• Task goal:
Each line of the material holding the word "JSON" must be identified and copied.

*** Input data

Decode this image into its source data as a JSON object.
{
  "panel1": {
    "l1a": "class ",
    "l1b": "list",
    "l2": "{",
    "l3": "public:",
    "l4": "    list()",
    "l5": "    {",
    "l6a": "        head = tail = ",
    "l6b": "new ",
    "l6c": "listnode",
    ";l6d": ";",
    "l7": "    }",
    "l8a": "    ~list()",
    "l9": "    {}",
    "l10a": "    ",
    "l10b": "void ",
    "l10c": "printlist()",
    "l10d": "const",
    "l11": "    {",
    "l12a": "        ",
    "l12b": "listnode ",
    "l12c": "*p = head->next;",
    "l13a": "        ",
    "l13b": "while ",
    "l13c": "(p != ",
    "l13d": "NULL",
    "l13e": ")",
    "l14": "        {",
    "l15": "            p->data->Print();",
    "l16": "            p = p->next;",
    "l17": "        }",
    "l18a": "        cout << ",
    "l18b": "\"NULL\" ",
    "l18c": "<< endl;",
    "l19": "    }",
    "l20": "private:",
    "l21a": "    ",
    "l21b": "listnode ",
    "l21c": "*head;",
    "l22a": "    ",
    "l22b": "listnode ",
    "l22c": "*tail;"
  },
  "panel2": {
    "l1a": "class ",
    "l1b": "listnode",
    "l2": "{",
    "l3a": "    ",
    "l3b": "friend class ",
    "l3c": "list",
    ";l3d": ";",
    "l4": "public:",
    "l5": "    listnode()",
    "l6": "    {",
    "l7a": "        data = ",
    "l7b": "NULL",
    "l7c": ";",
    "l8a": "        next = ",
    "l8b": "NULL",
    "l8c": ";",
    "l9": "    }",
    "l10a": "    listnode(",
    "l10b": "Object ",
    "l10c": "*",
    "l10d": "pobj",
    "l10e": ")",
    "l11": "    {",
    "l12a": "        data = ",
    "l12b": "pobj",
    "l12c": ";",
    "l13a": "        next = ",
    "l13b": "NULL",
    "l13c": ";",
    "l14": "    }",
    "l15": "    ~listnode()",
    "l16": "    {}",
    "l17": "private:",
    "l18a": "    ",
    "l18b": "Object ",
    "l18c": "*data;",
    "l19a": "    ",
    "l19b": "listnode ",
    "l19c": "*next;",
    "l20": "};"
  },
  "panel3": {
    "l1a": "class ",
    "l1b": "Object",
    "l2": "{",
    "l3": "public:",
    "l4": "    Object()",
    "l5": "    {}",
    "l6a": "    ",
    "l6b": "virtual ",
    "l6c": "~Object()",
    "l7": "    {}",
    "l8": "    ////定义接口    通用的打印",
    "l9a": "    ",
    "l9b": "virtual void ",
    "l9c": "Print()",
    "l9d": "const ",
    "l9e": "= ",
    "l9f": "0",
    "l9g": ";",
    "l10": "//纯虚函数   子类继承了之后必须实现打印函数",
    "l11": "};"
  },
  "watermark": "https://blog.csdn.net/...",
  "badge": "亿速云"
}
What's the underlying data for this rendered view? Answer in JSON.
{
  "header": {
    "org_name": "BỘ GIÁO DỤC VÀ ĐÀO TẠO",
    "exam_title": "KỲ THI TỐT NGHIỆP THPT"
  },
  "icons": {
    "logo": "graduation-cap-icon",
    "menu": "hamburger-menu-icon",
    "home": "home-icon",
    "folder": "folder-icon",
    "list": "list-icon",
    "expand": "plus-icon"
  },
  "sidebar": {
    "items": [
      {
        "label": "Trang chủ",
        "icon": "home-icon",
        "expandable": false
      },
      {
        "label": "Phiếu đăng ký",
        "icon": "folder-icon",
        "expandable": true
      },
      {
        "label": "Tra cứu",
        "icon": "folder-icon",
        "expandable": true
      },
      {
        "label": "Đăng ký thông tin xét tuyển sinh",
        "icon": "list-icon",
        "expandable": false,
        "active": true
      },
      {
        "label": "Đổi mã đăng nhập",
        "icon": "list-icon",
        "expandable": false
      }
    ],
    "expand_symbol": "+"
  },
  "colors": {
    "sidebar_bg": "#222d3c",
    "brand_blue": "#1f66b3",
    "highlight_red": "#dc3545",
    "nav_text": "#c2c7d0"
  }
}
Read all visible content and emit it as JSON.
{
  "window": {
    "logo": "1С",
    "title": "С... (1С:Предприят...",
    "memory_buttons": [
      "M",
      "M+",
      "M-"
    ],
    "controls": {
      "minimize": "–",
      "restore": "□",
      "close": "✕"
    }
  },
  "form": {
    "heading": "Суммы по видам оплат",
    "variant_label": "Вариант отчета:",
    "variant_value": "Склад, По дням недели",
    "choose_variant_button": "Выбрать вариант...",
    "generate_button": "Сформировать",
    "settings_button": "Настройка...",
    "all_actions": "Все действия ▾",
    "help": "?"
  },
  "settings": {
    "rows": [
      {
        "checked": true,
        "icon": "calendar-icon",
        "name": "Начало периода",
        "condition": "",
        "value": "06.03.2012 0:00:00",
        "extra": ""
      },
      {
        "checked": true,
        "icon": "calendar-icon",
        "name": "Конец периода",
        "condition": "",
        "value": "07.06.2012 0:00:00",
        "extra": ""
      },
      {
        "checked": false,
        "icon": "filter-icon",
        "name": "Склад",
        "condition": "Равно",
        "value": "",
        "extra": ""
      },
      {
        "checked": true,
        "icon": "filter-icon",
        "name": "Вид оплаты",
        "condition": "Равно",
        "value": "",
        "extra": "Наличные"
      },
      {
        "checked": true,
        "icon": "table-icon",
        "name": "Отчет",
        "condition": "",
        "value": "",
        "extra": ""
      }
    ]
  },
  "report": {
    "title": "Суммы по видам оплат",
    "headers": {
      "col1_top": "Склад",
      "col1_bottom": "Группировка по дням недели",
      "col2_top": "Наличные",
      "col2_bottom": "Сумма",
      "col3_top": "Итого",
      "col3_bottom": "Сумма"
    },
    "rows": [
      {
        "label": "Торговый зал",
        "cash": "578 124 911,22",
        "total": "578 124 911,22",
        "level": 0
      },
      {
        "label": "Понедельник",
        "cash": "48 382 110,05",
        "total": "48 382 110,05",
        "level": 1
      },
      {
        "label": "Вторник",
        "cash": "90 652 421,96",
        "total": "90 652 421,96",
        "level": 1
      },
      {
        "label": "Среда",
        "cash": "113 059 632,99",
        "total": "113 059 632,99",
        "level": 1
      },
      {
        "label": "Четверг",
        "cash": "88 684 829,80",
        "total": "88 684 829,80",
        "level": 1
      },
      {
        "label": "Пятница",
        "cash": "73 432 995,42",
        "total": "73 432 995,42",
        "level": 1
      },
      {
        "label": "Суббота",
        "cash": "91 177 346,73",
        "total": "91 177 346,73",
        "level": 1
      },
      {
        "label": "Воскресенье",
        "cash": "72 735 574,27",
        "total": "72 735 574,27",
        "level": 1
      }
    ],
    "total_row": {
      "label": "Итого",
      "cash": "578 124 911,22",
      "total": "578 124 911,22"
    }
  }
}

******

• Response area:
Decode this image into its source data as a JSON object.
What's the underlying data for this rendered view? Answer in JSON.
Read all visible content and emit it as JSON.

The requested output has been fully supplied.